Van Helsing: The terrible baptism of blood which he gave you makes you free to go to him in spirit [...] this is all more precious that he know it not, and to guard himself have even cut himself off from his knowledge of our where. We, however, are not all selfish, and we believe that God is with us through all this blackness, and these many dark hours. [
&c. ; 407] typewriter 
Van Helsing: Oh, Madam Mina, he said sadly, it is proof, if proof be needed, of how I love and honour you, when a word for your good, spoken more earnest than ever, can seem so strange because it is to order her whom I am proud to obey! [412; in response to as if I were a bad child!] We men here, all save Jonathan, have seen with our own eyes what is to be done before the place can be purify [...]  How women help loving men when they are so earnest, so true, and so brave!  [Mina:] [...] I am not worthy in His sight [430; note poss. confusion with husband.] [Van Helsings Memorandum, on Harker in Castle Dracula:] the fascination of the wanton Undead have hypnotised him  [On Lucy in her coffin:]

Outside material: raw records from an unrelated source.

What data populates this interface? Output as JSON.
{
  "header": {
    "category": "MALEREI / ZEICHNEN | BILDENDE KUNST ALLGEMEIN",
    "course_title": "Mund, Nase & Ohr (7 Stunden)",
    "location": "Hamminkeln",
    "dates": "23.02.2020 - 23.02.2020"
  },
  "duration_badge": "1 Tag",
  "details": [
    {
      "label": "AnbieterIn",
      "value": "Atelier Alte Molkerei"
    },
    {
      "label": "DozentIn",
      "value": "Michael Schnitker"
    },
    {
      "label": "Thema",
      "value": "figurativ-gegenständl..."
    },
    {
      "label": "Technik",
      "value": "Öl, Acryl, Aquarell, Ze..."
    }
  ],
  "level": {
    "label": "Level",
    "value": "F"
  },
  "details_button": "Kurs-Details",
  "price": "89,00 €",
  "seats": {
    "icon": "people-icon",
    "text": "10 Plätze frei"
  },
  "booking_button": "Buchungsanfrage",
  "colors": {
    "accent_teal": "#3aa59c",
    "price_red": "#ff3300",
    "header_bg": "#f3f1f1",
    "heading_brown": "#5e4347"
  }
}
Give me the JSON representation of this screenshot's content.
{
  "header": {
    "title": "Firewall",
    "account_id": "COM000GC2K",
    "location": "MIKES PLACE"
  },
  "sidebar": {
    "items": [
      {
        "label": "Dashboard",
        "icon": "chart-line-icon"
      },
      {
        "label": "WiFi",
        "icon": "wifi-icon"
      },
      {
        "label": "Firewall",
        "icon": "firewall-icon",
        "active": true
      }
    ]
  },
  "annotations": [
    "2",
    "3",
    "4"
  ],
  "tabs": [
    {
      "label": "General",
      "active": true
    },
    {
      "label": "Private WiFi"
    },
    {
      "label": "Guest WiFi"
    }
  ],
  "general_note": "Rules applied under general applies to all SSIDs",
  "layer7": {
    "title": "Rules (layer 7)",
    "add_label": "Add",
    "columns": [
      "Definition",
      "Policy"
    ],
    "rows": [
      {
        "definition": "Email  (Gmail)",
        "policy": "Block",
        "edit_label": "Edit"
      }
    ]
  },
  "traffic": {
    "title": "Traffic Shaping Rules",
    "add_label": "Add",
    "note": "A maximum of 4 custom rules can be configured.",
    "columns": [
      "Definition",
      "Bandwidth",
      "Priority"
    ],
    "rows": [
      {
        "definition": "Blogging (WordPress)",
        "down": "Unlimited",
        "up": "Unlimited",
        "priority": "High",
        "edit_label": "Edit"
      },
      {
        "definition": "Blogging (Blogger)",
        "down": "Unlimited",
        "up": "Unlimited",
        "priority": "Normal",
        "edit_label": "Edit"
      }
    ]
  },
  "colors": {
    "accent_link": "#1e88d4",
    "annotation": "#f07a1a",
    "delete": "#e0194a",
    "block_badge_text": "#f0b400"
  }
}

She was so fair to look on, so radiantly beautiful, so exquisitely voluptuous, that the very instinct of man in me, which calls some of my sex to love and to protect one of hers, made my head whirl with new emotion.  something wild and uncanny about the place [442; note status quo ante] [Harker:] her sweetness and loving care [...] how some men so loved her, that they did dare much for her sake. .